PROVIDED DATA -
'''

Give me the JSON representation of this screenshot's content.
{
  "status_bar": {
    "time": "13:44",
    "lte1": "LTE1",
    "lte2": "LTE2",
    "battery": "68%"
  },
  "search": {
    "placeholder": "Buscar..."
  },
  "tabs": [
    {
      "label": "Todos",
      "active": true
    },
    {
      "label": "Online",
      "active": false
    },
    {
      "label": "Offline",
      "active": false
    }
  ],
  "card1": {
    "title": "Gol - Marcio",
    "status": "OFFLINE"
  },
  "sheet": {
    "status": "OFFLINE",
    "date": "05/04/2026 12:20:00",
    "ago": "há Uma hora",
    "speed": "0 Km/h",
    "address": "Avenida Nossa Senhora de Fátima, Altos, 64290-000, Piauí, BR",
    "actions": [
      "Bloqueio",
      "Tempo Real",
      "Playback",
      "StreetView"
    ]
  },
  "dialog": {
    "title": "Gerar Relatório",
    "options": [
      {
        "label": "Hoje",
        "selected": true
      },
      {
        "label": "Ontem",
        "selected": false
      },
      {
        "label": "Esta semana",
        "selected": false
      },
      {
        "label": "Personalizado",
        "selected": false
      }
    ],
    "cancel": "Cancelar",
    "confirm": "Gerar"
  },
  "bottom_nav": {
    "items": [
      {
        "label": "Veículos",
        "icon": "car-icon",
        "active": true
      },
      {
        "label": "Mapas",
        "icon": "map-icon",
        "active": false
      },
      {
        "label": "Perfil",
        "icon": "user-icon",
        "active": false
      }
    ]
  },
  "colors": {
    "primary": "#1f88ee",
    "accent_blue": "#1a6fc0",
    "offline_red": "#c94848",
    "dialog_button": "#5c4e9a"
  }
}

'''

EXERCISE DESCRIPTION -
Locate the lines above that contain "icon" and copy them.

RESULT OF THIS EXERCISE -
        "icon": "car-icon",
        "icon": "map-icon",
        "icon": "user-icon",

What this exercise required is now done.